In the author's childhood Burke and Angelina County were "dry", meaning that liquour could not be legally purchased in the county. Prior to 1904, however, Angelina County was"dry", and there were two saloons in Burke in the early days according to one source. In the 1900 census Burke residents Pat and Robert Austin listed their occupations as "saloon keepers." Bloomer Florence also ran a saloon in Burke around 1900.
The author remembers older Burkians recalling the liquor election years earlier. It was said that an unusual coalition of Angelina County churches and Trinity County liquor store owners won the day for the dry side. The Angelina County churches, especially Baptists, considered drinking sinful and did not want liquor to be available in the county to tempt the weak, and the Trinity County liquor stores did not want to lose their customers.
In the later "dry" era liquor could be purchased only in Trinity County at "beer joints" located on Highway 94 just across the Neches River bridge or at Carlton's Corral at Goat Hill, which was located off Highway 59 south of the Neches River bridge. The location of the joints just over the Neches River gave rise to the term "going across the river" as local slang for drinking. The author's family were teetotalers in the author's lifetime, as were most Burkians, but there were a few who enjoyed "going across the river".
There a "honky tonk" at Hoshall on on Texas 35 in the 1930s, but it is not clear whether it served alcohol. It did have a juke box, and presumably a dance floor, which some also considered a vice.
Dancing was available until the 1960s or later at a "night club" called the Club Rendesvous (later Mai Kai Club) located between Burke and Hoshall on Old Texas 35. The Rendesvouz was always a mysterious place, and the author never had the opportunity to see its interior.
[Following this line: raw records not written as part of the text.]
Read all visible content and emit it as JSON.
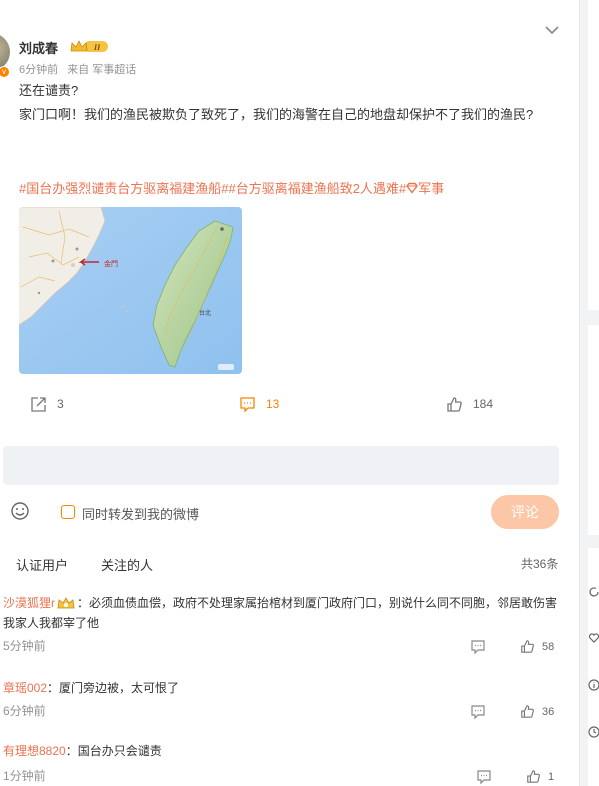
{
  "post": {
    "username": "刘成春",
    "time": "6分钟前",
    "source": "来自 军事超话",
    "text_line1": "还在谴责?",
    "text_body": "家门口啊！我们的渔民被欺负了致死了，我们的海警在自己的地盘却保护不了我们的渔民?",
    "tags": "#国台办强烈谴责台方驱离福建渔船##台方驱离福建渔船致2人遇难#",
    "topic": "军事",
    "map_label_kinmen": "金門",
    "map_label_taipei": "台北",
    "share_count": "3",
    "comment_count": "13",
    "like_count": "184"
  },
  "composer": {
    "repost_label": "同时转发到我的微博",
    "submit_label": "评论"
  },
  "tabs": {
    "verified": "认证用户",
    "following": "关注的人",
    "total": "共36条"
  },
  "comments": [
    {
      "user": "沙漠狐狸r",
      "text": "：必须血债血偿，政府不处理家属抬棺材到厦门政府门口，别说什么同不同胞，邻居敢伤害我家人我都宰了他",
      "time": "5分钟前",
      "likes": "58"
    },
    {
      "user": "章瑶002",
      "text": "：厦门旁边被，太可恨了",
      "time": "6分钟前",
      "likes": "36"
    },
    {
      "user": "有理想8820",
      "text": "：国台办只会谴责",
      "time": "1分钟前",
      "likes": "1"
    }
  ],
  "colors": {
    "accent": "#ff8200",
    "link": "#eb7350",
    "muted": "#939393"
  }
}
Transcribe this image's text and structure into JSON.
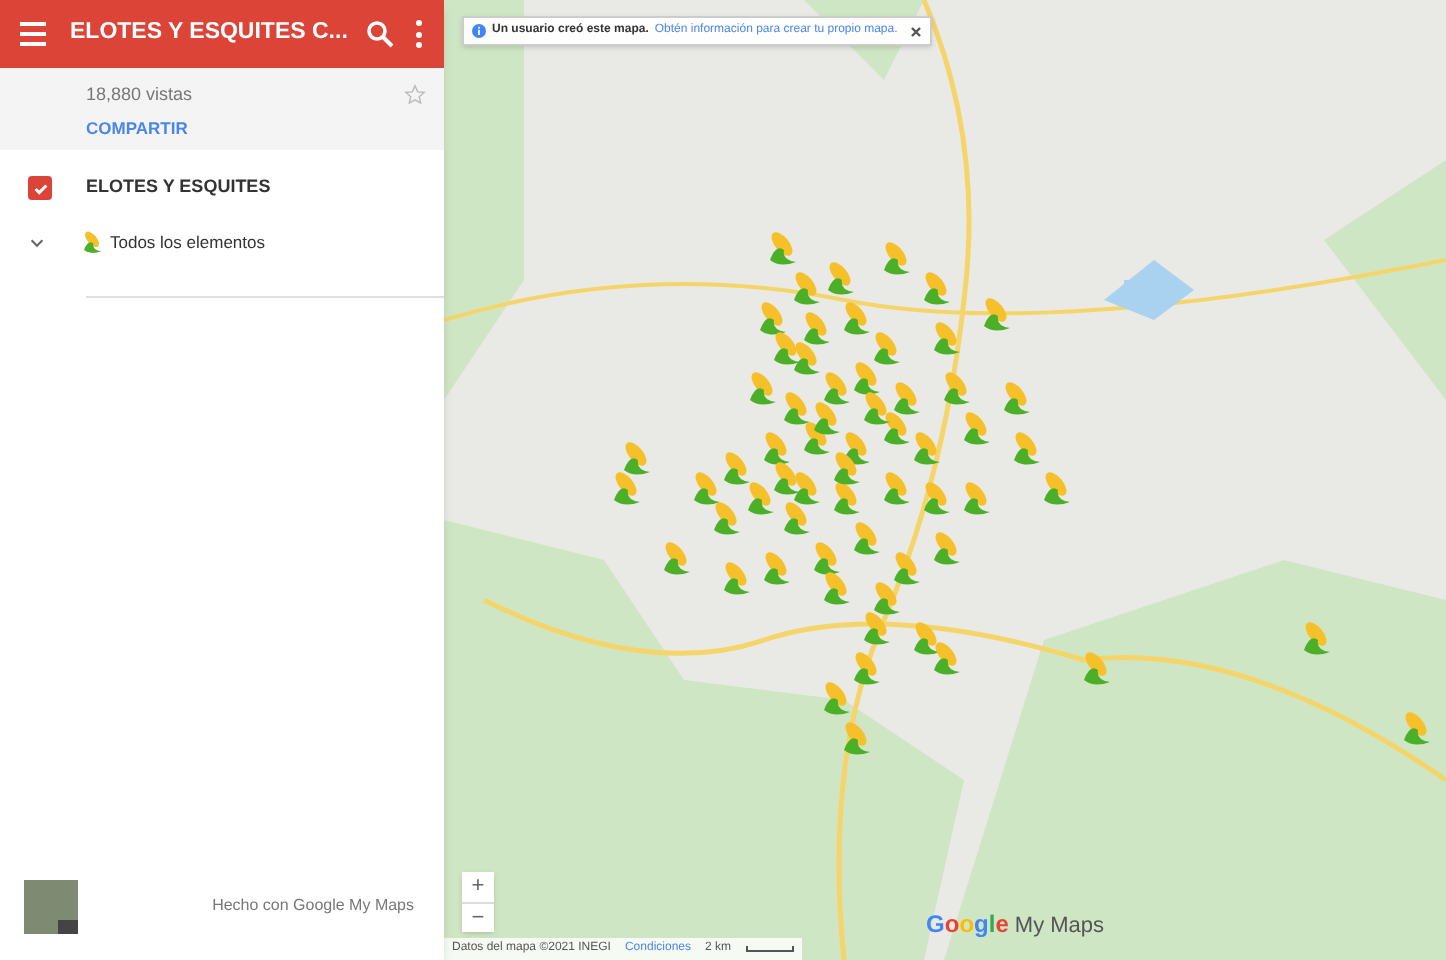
{
  "header": {
    "title": "ELOTES Y ESQUITES C..."
  },
  "info": {
    "views": "18,880 vistas",
    "share": "COMPARTIR",
    "starred": false
  },
  "layer": {
    "name": "ELOTES Y ESQUITES",
    "checked": true,
    "expanded": true,
    "items": [
      {
        "label": "Todos los elementos"
      }
    ]
  },
  "footer": {
    "text": "Hecho con Google My Maps"
  },
  "map": {
    "banner": {
      "text": "Un usuario creó este mapa.",
      "link": "Obtén información para crear tu propio mapa."
    },
    "zoom_buttons": [
      "+",
      "−"
    ],
    "attribution": {
      "data": "Datos del mapa ©2021 INEGI",
      "terms": "Condiciones",
      "scale": "2 km"
    },
    "logo": {
      "google": "Google",
      "product": "My Maps"
    }
  }
}
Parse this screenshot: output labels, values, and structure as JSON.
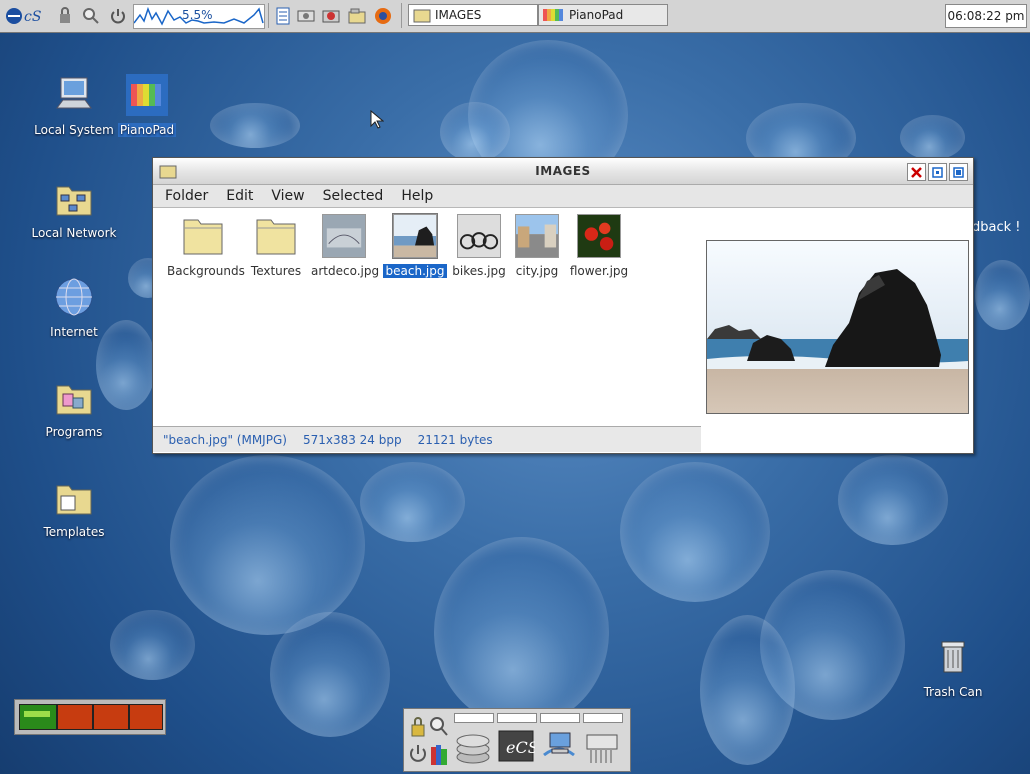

Liquor was likely available there under the private club exception that still permits restaurants to serve liquor in Angelina County with a free "club membership."
In 2007 Angelina County voted to become "wet," but to date there are not signs of liquor sales in Burke.